** Opening ENTRIES PROVIDED block **
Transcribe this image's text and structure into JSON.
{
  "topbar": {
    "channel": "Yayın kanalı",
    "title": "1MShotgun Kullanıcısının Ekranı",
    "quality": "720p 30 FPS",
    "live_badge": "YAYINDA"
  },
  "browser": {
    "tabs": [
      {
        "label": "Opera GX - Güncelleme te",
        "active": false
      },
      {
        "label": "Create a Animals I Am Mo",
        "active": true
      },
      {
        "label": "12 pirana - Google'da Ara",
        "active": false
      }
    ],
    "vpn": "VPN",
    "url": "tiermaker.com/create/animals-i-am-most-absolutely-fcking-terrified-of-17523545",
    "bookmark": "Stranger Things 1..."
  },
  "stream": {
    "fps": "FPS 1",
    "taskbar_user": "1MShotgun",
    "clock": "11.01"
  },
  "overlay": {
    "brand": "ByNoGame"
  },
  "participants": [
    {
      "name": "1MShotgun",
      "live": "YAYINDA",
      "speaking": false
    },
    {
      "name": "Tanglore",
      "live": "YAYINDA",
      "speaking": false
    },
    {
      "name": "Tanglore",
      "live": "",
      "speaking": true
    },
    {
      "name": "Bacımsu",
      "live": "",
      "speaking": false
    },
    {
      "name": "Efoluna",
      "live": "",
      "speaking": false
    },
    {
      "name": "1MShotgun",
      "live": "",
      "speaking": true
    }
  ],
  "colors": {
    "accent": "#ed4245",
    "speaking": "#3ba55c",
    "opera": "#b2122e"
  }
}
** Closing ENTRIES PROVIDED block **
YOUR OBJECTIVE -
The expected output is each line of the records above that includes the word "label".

ANSWER SECTION -
        "label": "Opera GX - Güncelleme te",
        "label": "Create a Animals I Am Mo",
        "label": "12 pirana - Google'da Ara",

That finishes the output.